The government plans to generate 75% of the island’s electricity from renewable sources by 2026.
Work has now started on a programme to fully decarbonise the Isle of Man’s electricity supply using solar and wind power by 2030.
Manx Utilities has received approval from the Council of Ministers for its plans to begin construction projects which will see up to 30 megawatts of electricity produced from onshore wind and solar energy over the next three years.
A statement from the government says: ‘Energy security is also a factor in the drive to diversify the island’s energy mix, which has been brought into sharp focus with the conflict in Ukraine and the subsequent volatility in the energy markets.
‘Concerns over the global supply of gas – used to generate most of the island’s electricity – have seen prices reach record highs, fuelling inflation and putting pressure on energy bills.’

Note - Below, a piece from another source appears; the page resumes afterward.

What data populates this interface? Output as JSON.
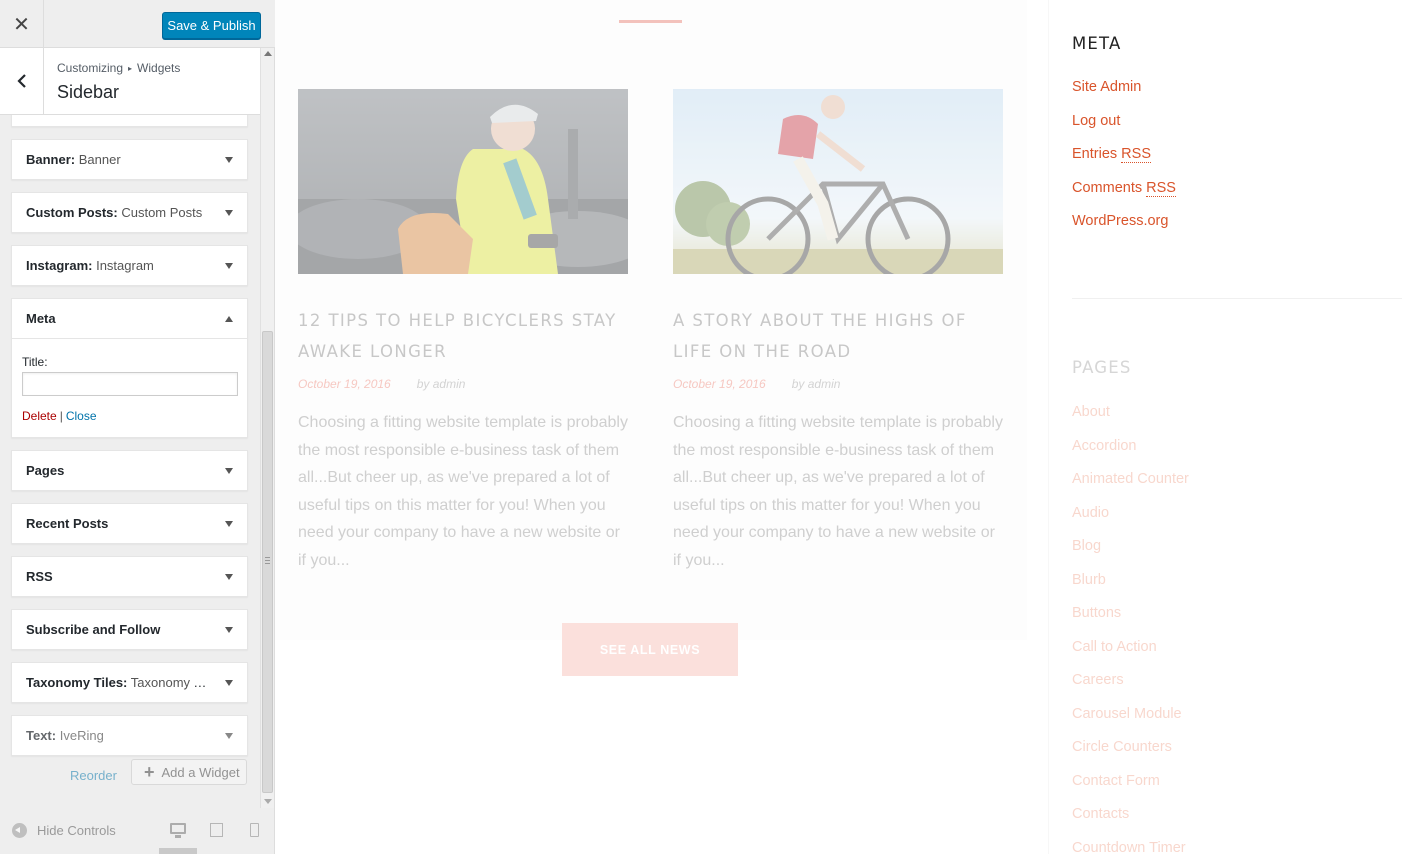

Daphne Caine MHK, the chair of the Climate Change Transformation Board, feels the move is positive.
She said: ‘It is essential that the island transitions away from fossil fuels (such as natural gas) for electricity generation, to carbon neutral technologies including solar and wind to help meet our interim target of 35% reduction in emissions by 2030 and of course net zero by 2050.
‘Installing at least 20MW of local onshore renewables was a commitment given in our Climate Change Plan, approved last October.
‘So I am delighted that Manx Utilities are actively pursuing these plans to support our net zero goals.’
The conflict in Ukraine has contributed to the price of gas reaching record highs, which has put pressure on energy bills for everyone.
Many countries have been working to reduce their reliance on fossil fuels but this has become more urgent with the economic crisis.
Chief Minister Alfred Cannan explained that events over the past year have brought ‘into sharp focus the importance of energy security and the risks of volatility in the energy markets’.
‘It has also highlighted the benefits of investing in alternative ways of generating electricity,’ he said.
‘Harnessing the power of the sun and the wind will mean we can utilise our island’s natural resources to reduce carbon emissions whilst making the Isle of Man less reliant on imported fossil fuels.’
Chair of Manx Utilities Tim Johnston MHK added: ‘Currently, electricity demand in the Isle of Man averages at around 40 megawatts and peaks at about 75 megawatts in winter, but can fall to as low as 25 megawatts at night during the summer.
‘With the help of independent specialist consultants, Manx Utilities has undertaken detailed work to determine the best approach to increasing the island’s use of renewable energy whilst not compromising supply security and the needs of its customers.
‘To meet the programme deadlines, sites in public ownership are being targeted for installing solar panels; this will involve the use of car parks and government buildings.
‘Subject to planning approvals, wind turbines could be built on publicly owned sites focussing on areas where the wind yield is likely to be highest.’
More information on the Isle of Man’s journey to net zero can be found at netzero.im
Have your say: Email